Select every line below containing the word "Transcript".

(Items from an interface collection)
******************************

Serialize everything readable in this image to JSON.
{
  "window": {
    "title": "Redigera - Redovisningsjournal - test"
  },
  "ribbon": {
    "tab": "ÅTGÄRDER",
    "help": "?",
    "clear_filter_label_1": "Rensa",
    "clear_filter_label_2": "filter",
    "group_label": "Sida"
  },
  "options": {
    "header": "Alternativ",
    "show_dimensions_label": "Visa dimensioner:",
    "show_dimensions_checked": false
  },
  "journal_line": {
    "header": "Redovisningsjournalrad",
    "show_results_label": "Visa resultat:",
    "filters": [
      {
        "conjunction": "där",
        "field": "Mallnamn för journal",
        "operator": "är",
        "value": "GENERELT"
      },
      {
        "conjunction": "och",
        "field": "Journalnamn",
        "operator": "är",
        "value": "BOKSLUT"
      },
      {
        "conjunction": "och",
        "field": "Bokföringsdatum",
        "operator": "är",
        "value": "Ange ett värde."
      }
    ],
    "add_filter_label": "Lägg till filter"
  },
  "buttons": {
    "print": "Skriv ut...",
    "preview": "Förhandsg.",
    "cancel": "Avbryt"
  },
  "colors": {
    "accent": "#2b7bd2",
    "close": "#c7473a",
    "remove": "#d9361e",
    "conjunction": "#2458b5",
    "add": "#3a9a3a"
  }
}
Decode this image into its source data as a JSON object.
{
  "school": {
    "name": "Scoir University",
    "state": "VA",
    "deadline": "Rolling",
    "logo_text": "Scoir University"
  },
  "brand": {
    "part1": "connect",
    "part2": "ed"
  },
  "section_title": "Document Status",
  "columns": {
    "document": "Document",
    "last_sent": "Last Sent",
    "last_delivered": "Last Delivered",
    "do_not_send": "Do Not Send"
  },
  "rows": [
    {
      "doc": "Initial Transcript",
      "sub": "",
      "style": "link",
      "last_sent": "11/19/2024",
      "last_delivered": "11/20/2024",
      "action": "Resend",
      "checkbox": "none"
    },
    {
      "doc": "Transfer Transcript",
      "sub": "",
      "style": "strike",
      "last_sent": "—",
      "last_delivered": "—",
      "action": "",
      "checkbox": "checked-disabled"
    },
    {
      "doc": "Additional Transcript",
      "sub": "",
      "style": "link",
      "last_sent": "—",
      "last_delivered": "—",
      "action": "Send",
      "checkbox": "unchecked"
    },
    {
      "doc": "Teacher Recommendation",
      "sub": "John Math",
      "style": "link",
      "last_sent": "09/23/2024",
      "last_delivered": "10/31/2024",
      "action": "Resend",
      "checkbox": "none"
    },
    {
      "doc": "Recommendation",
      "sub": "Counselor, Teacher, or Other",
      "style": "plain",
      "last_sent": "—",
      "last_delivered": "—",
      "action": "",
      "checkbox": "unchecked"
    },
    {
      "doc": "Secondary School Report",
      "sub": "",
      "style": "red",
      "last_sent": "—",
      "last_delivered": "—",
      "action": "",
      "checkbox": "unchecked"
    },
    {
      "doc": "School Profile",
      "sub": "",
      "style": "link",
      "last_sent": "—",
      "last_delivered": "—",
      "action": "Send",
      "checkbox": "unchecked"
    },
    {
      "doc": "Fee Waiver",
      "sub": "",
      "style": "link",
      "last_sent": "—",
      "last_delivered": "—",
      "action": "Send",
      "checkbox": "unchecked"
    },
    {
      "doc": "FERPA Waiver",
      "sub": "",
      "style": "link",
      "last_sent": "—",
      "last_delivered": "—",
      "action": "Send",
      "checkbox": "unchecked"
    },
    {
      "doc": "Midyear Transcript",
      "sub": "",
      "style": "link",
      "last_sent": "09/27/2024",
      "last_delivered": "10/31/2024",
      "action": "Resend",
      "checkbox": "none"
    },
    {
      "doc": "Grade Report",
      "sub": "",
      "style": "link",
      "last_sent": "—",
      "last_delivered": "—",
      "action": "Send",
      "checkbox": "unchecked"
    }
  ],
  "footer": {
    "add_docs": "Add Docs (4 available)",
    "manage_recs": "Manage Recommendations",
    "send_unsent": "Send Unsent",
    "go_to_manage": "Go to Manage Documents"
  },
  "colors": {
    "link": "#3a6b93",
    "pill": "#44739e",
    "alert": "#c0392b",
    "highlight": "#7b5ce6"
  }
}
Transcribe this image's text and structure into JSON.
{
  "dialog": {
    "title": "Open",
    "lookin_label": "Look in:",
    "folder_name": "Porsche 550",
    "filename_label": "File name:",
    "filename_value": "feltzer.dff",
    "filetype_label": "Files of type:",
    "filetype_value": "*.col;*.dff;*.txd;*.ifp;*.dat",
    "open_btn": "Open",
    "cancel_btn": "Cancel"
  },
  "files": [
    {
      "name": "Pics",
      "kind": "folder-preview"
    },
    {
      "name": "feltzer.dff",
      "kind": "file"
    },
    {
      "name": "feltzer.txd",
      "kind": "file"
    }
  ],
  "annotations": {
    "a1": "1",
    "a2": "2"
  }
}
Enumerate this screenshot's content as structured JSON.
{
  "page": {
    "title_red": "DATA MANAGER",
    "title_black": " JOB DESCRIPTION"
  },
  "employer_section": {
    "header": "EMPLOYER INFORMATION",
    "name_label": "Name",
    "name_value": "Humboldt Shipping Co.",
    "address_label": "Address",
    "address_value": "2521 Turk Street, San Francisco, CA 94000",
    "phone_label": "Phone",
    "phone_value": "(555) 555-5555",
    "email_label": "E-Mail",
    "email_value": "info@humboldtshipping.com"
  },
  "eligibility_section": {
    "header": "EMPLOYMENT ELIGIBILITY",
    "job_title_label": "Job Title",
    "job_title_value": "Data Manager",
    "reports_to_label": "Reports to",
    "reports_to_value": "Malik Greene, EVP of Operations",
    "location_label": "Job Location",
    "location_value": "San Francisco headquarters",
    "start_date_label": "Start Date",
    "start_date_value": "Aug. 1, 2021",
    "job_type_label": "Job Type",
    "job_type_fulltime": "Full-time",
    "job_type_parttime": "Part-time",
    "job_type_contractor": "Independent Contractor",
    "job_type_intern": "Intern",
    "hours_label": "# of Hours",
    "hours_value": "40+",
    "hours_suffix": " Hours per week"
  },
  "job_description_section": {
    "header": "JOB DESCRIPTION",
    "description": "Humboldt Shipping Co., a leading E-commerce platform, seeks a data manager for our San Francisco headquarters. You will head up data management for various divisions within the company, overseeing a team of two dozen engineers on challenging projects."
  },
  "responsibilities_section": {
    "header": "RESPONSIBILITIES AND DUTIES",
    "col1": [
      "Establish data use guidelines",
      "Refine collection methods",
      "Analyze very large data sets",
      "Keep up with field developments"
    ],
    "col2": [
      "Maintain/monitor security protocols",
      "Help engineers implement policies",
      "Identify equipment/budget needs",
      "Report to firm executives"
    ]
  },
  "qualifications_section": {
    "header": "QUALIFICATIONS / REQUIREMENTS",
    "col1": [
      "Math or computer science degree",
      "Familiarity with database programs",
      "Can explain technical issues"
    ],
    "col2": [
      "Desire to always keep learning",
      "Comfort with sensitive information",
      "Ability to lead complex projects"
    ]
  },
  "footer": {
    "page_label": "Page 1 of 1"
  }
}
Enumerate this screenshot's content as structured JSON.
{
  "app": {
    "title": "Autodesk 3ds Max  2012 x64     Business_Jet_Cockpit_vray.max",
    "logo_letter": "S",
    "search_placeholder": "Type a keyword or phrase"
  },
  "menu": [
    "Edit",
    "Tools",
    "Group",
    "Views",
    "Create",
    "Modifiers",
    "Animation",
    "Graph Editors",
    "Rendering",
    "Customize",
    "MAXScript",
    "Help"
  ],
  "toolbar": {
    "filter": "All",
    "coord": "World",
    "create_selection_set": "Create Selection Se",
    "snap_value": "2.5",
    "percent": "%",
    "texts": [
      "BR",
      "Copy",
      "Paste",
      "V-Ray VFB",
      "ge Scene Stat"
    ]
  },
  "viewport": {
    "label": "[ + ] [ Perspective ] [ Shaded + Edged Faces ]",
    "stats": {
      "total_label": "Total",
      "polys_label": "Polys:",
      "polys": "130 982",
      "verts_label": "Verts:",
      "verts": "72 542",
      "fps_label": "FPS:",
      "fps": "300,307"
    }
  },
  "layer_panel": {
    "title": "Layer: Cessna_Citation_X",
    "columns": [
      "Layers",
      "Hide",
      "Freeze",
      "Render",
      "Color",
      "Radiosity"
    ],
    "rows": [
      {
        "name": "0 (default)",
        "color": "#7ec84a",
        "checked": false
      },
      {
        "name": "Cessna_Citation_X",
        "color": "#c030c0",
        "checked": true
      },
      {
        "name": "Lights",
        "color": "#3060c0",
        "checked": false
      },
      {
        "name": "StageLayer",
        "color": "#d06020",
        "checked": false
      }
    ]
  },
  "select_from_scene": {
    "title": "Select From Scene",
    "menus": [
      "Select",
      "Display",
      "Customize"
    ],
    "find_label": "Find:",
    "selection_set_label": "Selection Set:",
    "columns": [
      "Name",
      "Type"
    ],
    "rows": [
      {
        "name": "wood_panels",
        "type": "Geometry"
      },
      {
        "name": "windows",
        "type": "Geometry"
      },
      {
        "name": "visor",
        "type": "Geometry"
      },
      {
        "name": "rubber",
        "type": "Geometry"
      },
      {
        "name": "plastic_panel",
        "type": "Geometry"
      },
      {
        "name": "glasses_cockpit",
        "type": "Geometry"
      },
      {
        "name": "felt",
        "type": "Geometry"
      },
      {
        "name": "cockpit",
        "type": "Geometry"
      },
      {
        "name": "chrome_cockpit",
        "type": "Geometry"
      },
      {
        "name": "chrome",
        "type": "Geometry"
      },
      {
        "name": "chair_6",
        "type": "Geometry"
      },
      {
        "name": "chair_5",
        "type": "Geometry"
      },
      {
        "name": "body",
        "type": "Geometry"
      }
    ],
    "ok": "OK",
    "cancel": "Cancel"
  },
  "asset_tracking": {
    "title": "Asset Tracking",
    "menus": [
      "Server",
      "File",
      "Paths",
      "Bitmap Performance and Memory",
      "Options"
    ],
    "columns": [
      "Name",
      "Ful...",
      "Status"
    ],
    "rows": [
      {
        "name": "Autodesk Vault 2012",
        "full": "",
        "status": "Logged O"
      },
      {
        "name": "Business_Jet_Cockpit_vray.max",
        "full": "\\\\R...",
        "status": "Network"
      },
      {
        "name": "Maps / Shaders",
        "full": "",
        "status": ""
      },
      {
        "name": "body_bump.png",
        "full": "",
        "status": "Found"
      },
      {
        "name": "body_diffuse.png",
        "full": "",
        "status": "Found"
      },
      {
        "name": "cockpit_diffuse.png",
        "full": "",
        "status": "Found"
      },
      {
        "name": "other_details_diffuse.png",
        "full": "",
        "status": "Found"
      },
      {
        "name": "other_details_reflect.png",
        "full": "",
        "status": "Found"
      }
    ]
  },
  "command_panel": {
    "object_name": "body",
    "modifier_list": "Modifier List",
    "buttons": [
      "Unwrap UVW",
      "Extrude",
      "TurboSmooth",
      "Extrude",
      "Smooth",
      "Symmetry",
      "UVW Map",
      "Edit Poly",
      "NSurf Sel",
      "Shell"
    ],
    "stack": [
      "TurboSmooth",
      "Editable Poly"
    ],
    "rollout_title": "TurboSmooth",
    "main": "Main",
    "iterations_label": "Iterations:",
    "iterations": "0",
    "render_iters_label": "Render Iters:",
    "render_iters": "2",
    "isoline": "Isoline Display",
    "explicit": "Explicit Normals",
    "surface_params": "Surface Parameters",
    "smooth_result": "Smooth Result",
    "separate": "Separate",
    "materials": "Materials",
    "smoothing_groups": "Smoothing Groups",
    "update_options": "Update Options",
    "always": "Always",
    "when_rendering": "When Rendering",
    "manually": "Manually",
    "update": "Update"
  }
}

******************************

**SOLVED PROBLEM**
      "doc": "Initial Transcript",
      "doc": "Transfer Transcript",
      "doc": "Additional Transcript",
      "doc": "Midyear Transcript",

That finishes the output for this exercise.